abbreviation for VALUE ADDED TAX.
Collins Dictionary of Law © W.J. Stewart, 2006
References in classic literature ?
Fear only the salt vats. And as I stood and looked, and as be who led me there looked at me and smiled and questioned and bedeviled me with those mad, black, tired-scholar's eyes of his, I knew that that was no way for my dear clay.
"My dear, remember the salt vats, and do not be angry with me because my commissions have been heavy.
There was a long line of hogs, with squeals and lifeblood ebbing away together; until at last each started again, and vanished with a splash into a huge vat of boiling water.
The carcass hog was scooped out of the vat by machinery, and then it fell to the second floor, passing on the way through a wonderful machine with numerous scrapers, which adjusted themselves to the size and shape of the animal, and sent it out at the other end with nearly all of its bristles removed.
"But he haf der beautiful body--ach, Gott, der beautiful body!-- stronger as der ox, k-vicker as der tiger-cat, der head cooler as der ice-box, der eyes vat see eferytings, k-vick, just like dat.
"I zay," said he, "you mos pe dronk as de pig, vor zit dare and not zee me zit ere; and I zay, doo, you mos pe pigger vool as de goose, vor to dispelief vat iz print in de print.
"Az vor ow I com'd ere," replied the figure, "dat iz none of your pizzness; and as vor vat I be talking apout, I be talk apout vat I tink proper; and as vor who I be, vy dat is de very ting I com'd here for to let you zee for yourzelf."
He merely re-wired his vat and went on electroplating.
"I can but tell you vat the whole vorld knows, mister.
Professor Maxon looked up from his vigil by the vat, eyeing von Horn closely.
Her white feet trod the huge press at which wise Omar sits, till the seething grape-juice rose round her bare limbs in waves of purple bubbles, or crawled in red foam over the vat's black, dripping, sloping sides.
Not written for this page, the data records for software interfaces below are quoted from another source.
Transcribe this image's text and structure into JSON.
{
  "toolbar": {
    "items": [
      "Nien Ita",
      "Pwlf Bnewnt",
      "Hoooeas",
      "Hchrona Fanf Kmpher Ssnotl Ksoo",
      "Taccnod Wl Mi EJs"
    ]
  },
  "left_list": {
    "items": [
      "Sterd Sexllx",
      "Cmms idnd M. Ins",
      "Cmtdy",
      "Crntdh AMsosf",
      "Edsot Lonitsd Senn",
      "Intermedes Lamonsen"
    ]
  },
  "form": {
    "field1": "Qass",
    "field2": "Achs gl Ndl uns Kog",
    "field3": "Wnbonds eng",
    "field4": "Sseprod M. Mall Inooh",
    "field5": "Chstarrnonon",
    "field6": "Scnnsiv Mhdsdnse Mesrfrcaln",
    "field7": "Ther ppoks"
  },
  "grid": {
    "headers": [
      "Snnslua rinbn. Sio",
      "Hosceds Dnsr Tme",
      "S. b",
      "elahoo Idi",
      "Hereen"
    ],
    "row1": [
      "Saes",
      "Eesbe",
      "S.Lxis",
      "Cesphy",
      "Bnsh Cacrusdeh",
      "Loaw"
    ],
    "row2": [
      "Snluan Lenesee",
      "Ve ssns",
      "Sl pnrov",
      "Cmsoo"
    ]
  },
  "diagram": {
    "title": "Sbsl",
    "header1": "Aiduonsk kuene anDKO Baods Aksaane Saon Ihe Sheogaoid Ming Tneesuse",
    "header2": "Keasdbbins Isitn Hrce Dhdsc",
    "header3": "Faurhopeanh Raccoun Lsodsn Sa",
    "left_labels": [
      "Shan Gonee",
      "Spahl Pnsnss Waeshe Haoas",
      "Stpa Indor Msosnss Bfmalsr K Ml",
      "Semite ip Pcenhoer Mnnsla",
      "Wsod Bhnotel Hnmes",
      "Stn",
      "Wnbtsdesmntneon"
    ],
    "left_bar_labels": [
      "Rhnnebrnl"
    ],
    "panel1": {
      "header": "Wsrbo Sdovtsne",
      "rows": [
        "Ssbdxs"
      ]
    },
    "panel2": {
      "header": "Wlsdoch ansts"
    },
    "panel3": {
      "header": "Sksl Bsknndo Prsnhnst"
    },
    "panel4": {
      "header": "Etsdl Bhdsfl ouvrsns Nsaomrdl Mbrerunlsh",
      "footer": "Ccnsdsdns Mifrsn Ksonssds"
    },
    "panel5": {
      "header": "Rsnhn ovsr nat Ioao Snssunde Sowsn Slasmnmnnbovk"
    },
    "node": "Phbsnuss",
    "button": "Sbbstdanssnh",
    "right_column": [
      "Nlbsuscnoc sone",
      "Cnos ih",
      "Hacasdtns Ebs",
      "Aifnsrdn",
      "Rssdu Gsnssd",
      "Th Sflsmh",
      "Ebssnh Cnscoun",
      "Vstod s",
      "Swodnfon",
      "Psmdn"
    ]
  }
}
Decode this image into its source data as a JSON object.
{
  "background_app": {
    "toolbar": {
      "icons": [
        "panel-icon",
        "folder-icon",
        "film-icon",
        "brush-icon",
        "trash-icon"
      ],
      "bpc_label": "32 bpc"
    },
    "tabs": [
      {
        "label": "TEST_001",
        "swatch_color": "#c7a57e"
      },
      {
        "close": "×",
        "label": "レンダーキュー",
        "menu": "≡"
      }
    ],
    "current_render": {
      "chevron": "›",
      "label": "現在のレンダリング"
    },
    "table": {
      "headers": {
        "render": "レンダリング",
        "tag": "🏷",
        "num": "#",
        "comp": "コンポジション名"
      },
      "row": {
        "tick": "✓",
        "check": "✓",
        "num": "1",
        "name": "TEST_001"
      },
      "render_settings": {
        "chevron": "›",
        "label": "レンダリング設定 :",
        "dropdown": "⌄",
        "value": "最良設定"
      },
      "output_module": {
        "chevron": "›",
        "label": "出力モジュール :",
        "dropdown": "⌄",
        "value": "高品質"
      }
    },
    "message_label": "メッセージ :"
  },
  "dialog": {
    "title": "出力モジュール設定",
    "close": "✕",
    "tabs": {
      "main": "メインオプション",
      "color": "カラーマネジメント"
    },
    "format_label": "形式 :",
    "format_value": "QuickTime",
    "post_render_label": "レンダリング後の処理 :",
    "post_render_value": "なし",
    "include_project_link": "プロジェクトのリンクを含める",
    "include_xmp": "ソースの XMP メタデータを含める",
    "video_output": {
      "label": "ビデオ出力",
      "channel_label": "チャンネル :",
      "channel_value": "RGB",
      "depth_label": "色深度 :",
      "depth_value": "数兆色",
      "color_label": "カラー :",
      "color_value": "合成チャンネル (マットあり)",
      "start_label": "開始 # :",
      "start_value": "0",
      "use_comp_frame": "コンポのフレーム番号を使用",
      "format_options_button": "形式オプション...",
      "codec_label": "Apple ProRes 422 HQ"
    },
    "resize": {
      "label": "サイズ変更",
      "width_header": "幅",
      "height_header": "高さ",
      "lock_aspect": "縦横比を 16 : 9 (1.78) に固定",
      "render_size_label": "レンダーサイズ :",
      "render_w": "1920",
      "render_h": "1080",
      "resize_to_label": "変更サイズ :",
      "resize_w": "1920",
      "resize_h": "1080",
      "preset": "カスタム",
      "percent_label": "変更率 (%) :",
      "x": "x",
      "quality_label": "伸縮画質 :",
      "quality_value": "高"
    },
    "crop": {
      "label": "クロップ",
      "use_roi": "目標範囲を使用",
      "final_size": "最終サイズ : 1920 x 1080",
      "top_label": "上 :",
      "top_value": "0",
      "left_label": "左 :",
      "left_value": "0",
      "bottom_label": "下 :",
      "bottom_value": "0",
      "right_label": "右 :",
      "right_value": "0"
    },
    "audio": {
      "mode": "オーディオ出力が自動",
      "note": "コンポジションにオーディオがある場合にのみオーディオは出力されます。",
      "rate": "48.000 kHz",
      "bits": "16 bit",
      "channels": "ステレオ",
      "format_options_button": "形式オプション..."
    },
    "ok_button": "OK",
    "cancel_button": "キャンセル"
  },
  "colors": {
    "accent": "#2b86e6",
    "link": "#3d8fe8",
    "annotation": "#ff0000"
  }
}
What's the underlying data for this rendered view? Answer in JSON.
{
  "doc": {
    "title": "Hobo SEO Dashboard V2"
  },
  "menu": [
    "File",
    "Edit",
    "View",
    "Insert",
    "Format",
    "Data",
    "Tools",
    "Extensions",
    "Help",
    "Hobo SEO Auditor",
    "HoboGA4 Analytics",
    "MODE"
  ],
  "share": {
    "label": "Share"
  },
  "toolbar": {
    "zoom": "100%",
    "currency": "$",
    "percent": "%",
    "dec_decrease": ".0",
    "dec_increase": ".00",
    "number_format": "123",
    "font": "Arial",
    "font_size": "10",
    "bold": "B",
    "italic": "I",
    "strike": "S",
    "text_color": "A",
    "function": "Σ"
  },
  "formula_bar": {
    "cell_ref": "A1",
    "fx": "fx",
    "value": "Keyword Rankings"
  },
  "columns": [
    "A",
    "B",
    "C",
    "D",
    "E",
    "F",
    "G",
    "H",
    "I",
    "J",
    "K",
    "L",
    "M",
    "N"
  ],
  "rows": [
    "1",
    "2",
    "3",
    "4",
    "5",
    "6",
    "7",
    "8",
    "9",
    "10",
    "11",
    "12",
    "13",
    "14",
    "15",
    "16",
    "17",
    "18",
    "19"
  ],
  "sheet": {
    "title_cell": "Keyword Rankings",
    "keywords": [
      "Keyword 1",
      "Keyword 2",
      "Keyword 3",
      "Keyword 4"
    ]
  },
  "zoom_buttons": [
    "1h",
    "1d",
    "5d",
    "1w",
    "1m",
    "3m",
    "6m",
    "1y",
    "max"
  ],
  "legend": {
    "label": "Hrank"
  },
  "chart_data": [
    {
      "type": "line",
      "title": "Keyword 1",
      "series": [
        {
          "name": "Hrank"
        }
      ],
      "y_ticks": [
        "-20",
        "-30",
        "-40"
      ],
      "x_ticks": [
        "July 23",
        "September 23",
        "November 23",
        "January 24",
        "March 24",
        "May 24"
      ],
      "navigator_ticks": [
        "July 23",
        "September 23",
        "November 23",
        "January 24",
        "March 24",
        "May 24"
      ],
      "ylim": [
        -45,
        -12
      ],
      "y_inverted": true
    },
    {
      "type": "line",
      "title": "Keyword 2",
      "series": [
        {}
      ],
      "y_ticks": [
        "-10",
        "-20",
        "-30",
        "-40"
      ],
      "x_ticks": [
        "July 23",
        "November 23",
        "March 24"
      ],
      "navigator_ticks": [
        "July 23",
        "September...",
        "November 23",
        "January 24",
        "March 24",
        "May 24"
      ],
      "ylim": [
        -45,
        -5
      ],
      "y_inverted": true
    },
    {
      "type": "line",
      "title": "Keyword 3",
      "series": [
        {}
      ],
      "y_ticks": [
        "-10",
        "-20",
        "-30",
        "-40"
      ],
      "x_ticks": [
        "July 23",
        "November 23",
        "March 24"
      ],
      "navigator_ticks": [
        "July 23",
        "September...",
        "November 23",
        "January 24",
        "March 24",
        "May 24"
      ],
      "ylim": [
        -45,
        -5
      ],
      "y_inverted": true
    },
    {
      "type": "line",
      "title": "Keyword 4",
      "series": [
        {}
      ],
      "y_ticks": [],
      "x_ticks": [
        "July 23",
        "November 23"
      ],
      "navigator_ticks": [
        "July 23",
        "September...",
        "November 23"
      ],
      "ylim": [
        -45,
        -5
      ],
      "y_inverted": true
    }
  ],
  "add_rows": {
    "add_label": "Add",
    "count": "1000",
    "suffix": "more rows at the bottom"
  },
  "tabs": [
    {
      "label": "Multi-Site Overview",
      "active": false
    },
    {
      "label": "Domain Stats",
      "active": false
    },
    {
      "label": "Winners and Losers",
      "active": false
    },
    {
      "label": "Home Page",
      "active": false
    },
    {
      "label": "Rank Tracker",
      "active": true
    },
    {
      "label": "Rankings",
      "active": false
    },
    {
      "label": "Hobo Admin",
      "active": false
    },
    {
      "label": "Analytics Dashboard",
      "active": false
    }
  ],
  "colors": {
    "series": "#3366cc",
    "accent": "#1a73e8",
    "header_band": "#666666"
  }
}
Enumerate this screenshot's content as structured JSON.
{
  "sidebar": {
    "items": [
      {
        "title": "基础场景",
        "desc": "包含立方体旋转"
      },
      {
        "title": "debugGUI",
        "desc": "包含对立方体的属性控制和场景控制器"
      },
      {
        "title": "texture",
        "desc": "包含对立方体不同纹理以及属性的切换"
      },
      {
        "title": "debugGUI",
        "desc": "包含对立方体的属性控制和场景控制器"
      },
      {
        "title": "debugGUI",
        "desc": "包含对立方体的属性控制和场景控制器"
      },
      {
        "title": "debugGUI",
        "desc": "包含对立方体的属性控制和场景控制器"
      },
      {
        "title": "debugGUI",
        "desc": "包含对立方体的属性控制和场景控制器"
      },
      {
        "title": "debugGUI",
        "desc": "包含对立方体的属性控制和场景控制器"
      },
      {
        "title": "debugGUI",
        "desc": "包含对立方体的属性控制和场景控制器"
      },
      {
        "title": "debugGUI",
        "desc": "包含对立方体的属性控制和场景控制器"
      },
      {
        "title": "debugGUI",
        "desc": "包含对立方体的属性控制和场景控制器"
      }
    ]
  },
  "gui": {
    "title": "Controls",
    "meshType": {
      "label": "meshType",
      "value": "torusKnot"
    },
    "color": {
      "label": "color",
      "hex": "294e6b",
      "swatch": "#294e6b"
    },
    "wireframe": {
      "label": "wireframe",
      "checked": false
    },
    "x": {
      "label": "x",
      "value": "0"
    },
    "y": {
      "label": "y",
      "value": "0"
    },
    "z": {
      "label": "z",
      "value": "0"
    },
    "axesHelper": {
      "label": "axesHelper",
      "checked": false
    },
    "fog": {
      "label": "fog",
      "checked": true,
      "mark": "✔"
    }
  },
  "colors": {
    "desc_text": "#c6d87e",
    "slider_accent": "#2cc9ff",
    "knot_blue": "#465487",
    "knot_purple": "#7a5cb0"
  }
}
"Oh, Crimsworth is better filled up than I am, I know besides he has a straight nose, arched eyebrows, and all that; but these advantages--if they are advantages--he did not inherit from his mother, the patrician, but from his father, old Crimsworth, who, MY father says, was as veritable a shire blue-dyer as ever put indigo in a vat yet withal the handsomest man in the three Ridings.